Kim was tenderhearted toward others. She was an example to us as she was compelled to act when someone was in need. She visited widows. She baked and delivered bread. She welcomed internationals into her home. She cried with the hurting. She considered the poor. My children reflected on the outpouring of love, “We knew she took care of us. We didn’t know she took care of everyone else.”
“Blessed is the one who considers the poor! In the day of trouble the Lord delivers him; the Lord protects him and keeps him alive; he is called blessed in the land…” Psalm 41:1-2

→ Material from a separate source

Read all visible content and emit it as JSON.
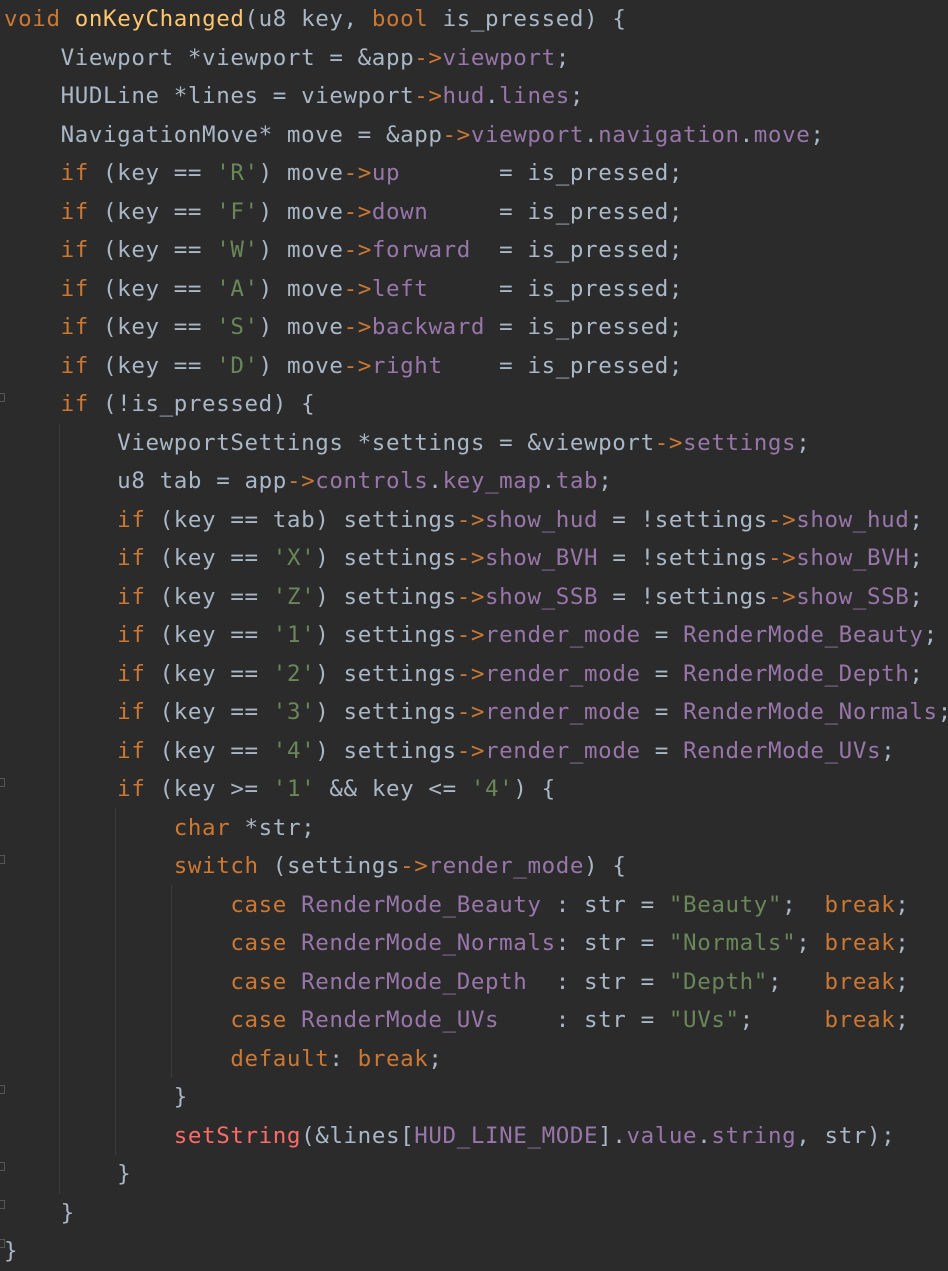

We need to avoid equating consideration of the poor with temporal deliverance in our day of trouble. Does serving the poor protect and keep us alive and blessed? Today? Every time? No exceptions?

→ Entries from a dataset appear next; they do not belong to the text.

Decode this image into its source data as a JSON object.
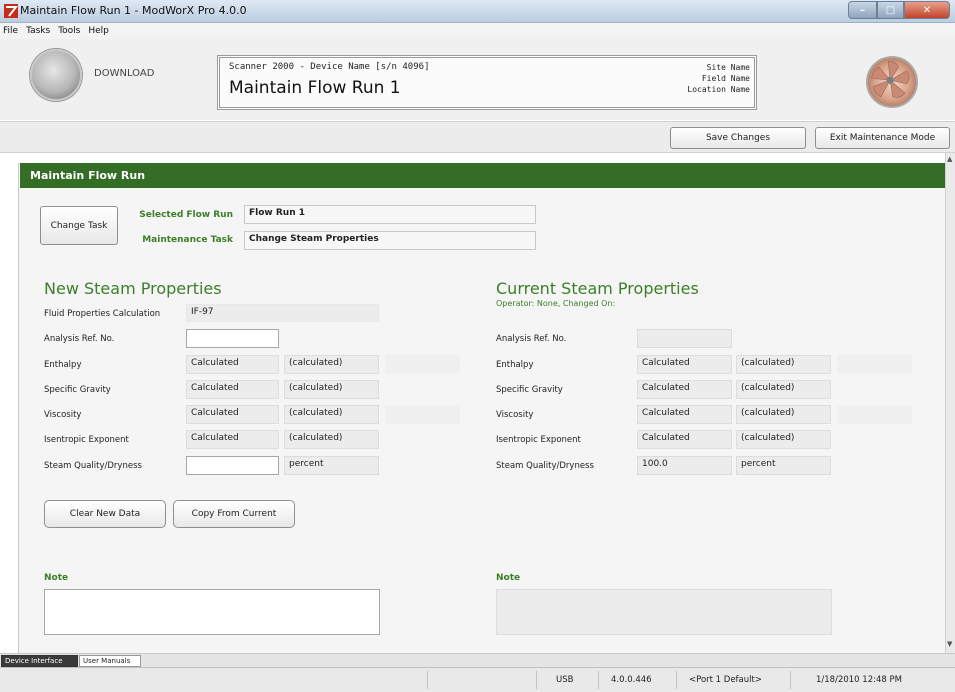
{
  "window": {
    "title": "Maintain Flow Run 1 - ModWorX Pro 4.0.0",
    "min_glyph": "–",
    "max_glyph": "□",
    "close_glyph": "✕"
  },
  "menu": [
    "File",
    "Tasks",
    "Tools",
    "Help"
  ],
  "header": {
    "download_label": "DOWNLOAD",
    "device_line": "Scanner 2000 - Device Name [s/n 4096]",
    "main_title": "Maintain Flow Run 1",
    "site_name": "Site Name",
    "field_name": "Field Name",
    "location_name": "Location Name"
  },
  "toolbar": {
    "save_label": "Save Changes",
    "exit_label": "Exit Maintenance Mode"
  },
  "section": {
    "title": "Maintain Flow Run",
    "change_task_label": "Change Task",
    "selected_flow_run_label": "Selected Flow Run",
    "selected_flow_run_value": "Flow Run 1",
    "maintenance_task_label": "Maintenance Task",
    "maintenance_task_value": "Change Steam Properties"
  },
  "new_props": {
    "title": "New Steam Properties",
    "fluid_calc_label": "Fluid Properties Calculation",
    "fluid_calc_value": "IF-97",
    "analysis_label": "Analysis Ref. No.",
    "analysis_value": "",
    "rows": [
      {
        "label": "Enthalpy",
        "value": "Calculated",
        "unit": "(calculated)"
      },
      {
        "label": "Specific Gravity",
        "value": "Calculated",
        "unit": "(calculated)"
      },
      {
        "label": "Viscosity",
        "value": "Calculated",
        "unit": "(calculated)"
      },
      {
        "label": "Isentropic Exponent",
        "value": "Calculated",
        "unit": "(calculated)"
      }
    ],
    "quality_label": "Steam Quality/Dryness",
    "quality_value": "",
    "quality_unit": "percent",
    "clear_label": "Clear New Data",
    "copy_label": "Copy From Current",
    "note_label": "Note",
    "note_value": ""
  },
  "current_props": {
    "title": "Current Steam Properties",
    "operator_line": "Operator: None, Changed On:",
    "analysis_label": "Analysis Ref. No.",
    "analysis_value": "",
    "rows": [
      {
        "label": "Enthalpy",
        "value": "Calculated",
        "unit": "(calculated)"
      },
      {
        "label": "Specific Gravity",
        "value": "Calculated",
        "unit": "(calculated)"
      },
      {
        "label": "Viscosity",
        "value": "Calculated",
        "unit": "(calculated)"
      },
      {
        "label": "Isentropic Exponent",
        "value": "Calculated",
        "unit": "(calculated)"
      }
    ],
    "quality_label": "Steam Quality/Dryness",
    "quality_value": "100.0",
    "quality_unit": "percent",
    "note_label": "Note",
    "note_value": ""
  },
  "bottom_tabs": [
    "Device Interface",
    "User Manuals"
  ],
  "status": {
    "connection": "USB",
    "version": "4.0.0.446",
    "port": "<Port 1 Default>",
    "datetime": "1/18/2010 12:48 PM"
  },
  "colors": {
    "section_green": "#336d26",
    "label_green": "#3c7e29"
  }
}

Does providing for the poor restore us to health when facing illness? Does meeting the needs of the impoverished uphold us on our sickbed? Does the introductory section of this psalm need to be taken literally in our temporal lives? Is our faith a name it and claim it faith?
At best, we need to keep eternal perspective. At worst, it’s just a mystery.
“As for me, I said, ‘O Lord, be gracious to me; heal me, for I have sinned against you!’” Psalm 41: 4
The humble recognizes their own poverty of spirit. They stand in need. They seek forgiveness, healing, and grace from a holy God. They know he is their defender. Jesus tells us that the poor in spirit are blessed (Matthew 5-7).
However, they know their malicious enemies on earth want them gone. Dead. Hoping to see them perish. They mumble meaningless words. Evil intentions in the enemy’s heart snowball. Expecting the worst but hoping for even worse than the worst.
The psalmist knows he’s alone. Even his friends seem to turn and hope for his demise. Trust is disappointed. Disloyalty assails.
“But you, O Lord, be gracious to me, and raise me up…” Psalm 41:10
In eternity, our enemy will not conquer us. The days of a temporal enemy with his countless troubles are numbered. We are the delight of the Lord. He upholds us in light of our integrity, but even our integrity is from him. He sets us in his presence forever; he is with us. In the birth of Jesus, God came to be with us. He came to us. In his graciousness, we are invited to rest with him and in him.
“…every trouble that comes to us is really a trust, something committed to us to be accepted by us, used as a gift of God and then accounted for.” J. R. Miller, The Ministry of Comfort
We who are poor in spirit are to consider the poor.
And he is to be praised, because he is worthy. Blessing and honor are due his good name. He is the Alpha and Omega. He is the Beginning and the End. He is from eternity past to eternity future. He had no beginning and he has no end. To that glorious declaration, the psalmist cries out “Amen and Amen.” To that declaration, I cry “Hallelujah, what a Savior.”
“Blessed be the Lord, the God of Israel, from everlasting to everlasting! Amen and Amen.” Psalm 41:13